“My mom and I took a trip to Greece for my mom’s birthday. What mattered most to us was the opportunity to bond through shared experiences that challenged us to get out of our comfort zone. We did a cooking class next to the ocean, went wine tasting, and took an art class—we are not artists and the class had us try our hands at a skill that was unfamiliar, in a big class setting with more talented individuals. But we uplifted each other to do it and had fun in the process. We chatted later about how we would never have done that if not for each other and that we would be open to doing it again. And that’s what’s so powerful about travel in general: It can lend and change perspective and offer a transformative experience. I recommend for mother-child trips to focus on slow travel and to not consider resorts or all-inclusive, which are not conducive to a memory-making, rich trip. Also, after a trip with the mom, you are definitely the favorite child!” – Craig Zapatka, CEO, Elsewhere by Lonely Planet
“My mother and I loved to travel together. When I first took Mom to Las Vegas, it was an experience for her. Mom was amazed by the colorful buildings, moving trams, and array of stores. We saw shows, ate at buffets, and participated in tours. Mom especially loved the casinos—she loved slot machines and would often spend hours at one machine.
One night, after a busy day of sightseeing and shopping, I played a few slot machines and table games then went to our room. Mom told me she would be up in a bit. A few hours later, in the middle of the night, I woke up to find mom’s bed empty. Panicking, I headed downstairs to the casino area. After a few minutes of searching, I wandered into a secluded area full of slot machines. Being 3 am, the area was empty. But I heard one machine pinging away and rounded a corner to find my mom at said machine.
When I approached, she was fully engrossed in the game. There was a manic expression on her face, a mixture of anger, excitement, and obsession. Apparently, Mom was on a lucky streak and refused to leave the machine. I told her that it was the middle of the night and we had other activities to attend to in a few hours. My mom said she would be up soon and shooed me away.

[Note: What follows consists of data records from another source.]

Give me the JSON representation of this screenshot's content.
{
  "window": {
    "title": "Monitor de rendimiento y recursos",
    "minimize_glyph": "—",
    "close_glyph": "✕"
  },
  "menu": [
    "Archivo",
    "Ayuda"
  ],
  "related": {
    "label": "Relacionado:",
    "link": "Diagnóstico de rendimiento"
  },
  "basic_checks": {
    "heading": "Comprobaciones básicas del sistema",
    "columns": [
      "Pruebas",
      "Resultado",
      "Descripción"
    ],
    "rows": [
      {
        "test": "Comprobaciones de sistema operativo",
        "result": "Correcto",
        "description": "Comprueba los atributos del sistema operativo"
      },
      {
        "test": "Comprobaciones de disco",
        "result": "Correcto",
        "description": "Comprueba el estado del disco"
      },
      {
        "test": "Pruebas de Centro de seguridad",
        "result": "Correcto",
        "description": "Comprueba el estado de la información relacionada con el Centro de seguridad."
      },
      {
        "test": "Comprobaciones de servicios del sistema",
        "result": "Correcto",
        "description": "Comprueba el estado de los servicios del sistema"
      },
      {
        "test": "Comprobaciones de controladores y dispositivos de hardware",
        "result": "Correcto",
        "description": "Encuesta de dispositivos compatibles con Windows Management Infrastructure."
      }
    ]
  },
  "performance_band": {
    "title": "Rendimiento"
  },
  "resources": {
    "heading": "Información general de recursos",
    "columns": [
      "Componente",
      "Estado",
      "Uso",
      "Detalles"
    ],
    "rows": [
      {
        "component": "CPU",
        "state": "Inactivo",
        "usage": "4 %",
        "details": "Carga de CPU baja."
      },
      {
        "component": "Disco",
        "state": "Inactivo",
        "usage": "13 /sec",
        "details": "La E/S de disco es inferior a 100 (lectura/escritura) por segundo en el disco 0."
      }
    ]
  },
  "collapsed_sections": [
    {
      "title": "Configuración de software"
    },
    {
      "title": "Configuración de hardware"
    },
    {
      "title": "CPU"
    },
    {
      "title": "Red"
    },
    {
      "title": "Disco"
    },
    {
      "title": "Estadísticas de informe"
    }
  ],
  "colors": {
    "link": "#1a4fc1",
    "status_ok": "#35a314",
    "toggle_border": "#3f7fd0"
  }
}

A few hours later, I awakened to find my mother knocked out on her bed. She hadn’t even taken off her clothes. She was snoring loudly surrounded by money. There were $20s and $50s littering the bed and on the floor. I shook my head and stifled a laugh. Suffice it to say, our plans for the day had to be changed.” – Shirley Jones Luke, poet and writer
“In early 2017, my mom asked if I wanted to go to Paris the following year with her best friend Sue Fitzsimons and her daughter Kate to take a cooking class with a famous chef. It sounded like a good idea until the trip actually came around and I realized that I’d be spending a full week in a tiny Parisian apartment (unfamiliar with Airbnb, she booked through a travel agent and we wound up with four twin beds) with two very opinionated older women (and Kate, who was cool). Everyday, there were issues—the AC was too cold or the heat too warm, the rain was too loud and the TV was too quiet—but the one respite, aside from being in Paris, of course, was the cooking class. It was so fascinating and I learned a ton about French technique. My mom, ironically, hated it—she detests being told what to do, so I’m not sure why we thought this was a good idea in the first place. No bother, though, the whole group loved traipsing around the city… especially the nightly pub crawls I orchestrated after class.” – Meredith Heil, Editorial Director, Thrillist Travel